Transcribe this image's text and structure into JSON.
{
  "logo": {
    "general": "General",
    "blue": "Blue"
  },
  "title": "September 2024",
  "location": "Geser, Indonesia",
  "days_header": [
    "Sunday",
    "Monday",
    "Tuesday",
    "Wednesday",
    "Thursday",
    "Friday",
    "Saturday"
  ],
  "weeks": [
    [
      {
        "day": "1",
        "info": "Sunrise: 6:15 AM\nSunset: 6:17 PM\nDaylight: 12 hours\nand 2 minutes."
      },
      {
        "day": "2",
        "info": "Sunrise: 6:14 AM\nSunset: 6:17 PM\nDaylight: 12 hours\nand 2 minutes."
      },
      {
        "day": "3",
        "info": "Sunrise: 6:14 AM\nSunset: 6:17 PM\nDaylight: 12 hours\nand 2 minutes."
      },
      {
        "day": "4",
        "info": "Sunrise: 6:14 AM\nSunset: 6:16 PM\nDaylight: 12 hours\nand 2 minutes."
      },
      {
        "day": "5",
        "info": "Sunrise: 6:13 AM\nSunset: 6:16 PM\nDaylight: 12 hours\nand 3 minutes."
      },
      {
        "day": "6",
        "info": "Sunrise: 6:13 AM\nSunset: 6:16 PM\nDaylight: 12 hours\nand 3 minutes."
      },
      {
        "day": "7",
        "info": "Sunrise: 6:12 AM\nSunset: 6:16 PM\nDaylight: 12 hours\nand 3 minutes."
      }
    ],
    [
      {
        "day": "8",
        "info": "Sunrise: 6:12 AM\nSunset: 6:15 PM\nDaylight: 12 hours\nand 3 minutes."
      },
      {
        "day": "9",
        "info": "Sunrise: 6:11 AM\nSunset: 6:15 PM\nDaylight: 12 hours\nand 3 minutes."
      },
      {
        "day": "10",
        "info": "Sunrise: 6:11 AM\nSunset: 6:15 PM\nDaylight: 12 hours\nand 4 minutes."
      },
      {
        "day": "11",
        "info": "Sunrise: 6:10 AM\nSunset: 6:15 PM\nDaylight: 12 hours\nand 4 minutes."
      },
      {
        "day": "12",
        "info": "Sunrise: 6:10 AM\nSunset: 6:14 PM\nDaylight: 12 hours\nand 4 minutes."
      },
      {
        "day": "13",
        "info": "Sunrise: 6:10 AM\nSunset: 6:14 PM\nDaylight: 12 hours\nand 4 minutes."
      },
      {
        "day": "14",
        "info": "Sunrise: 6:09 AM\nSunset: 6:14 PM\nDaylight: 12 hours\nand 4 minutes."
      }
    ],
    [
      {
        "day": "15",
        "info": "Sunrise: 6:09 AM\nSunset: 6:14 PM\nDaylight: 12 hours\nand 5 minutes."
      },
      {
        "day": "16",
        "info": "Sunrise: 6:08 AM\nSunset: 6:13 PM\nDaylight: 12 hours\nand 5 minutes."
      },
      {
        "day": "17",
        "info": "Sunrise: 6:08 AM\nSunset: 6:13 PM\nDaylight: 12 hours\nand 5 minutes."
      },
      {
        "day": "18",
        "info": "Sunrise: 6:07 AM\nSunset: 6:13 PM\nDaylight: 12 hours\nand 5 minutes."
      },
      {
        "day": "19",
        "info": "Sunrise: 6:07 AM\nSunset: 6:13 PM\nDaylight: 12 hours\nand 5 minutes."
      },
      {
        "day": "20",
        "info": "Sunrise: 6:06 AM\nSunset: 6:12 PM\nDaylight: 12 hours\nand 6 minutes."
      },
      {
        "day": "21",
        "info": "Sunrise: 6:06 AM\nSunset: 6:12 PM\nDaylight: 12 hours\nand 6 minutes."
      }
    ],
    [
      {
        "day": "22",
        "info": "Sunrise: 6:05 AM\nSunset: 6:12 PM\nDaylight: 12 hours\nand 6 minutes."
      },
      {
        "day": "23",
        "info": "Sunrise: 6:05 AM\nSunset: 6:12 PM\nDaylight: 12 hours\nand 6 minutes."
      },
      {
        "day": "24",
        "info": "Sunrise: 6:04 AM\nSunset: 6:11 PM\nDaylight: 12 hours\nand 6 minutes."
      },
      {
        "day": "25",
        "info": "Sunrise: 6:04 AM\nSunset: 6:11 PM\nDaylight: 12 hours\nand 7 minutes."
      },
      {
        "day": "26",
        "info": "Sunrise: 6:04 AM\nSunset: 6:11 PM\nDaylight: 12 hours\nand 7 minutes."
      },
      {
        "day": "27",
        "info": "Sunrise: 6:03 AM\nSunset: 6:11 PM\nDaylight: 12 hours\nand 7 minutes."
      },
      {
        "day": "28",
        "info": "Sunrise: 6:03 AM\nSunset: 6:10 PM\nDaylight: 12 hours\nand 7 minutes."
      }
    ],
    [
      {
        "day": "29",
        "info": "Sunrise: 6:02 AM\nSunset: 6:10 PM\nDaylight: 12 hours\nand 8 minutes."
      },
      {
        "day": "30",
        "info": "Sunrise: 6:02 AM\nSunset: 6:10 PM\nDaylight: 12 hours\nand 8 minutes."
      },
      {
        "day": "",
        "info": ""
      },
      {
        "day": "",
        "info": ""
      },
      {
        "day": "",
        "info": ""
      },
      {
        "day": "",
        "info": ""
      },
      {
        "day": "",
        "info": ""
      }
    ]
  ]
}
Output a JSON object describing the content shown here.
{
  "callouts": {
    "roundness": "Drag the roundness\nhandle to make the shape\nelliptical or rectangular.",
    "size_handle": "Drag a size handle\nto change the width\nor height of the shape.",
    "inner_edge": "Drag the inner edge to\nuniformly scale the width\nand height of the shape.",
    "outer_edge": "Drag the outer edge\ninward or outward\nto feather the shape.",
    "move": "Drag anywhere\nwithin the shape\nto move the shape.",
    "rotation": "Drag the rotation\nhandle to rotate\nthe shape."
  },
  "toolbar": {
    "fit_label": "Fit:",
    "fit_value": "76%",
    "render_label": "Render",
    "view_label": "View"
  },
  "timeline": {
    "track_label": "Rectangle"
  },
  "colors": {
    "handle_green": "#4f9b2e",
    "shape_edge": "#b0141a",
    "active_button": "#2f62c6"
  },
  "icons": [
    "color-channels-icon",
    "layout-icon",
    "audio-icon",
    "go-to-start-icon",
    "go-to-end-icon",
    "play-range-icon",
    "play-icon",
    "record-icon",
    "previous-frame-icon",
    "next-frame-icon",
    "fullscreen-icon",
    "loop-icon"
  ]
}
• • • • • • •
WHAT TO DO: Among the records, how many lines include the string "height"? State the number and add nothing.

SOLUTION TO THE PROBLEM: 2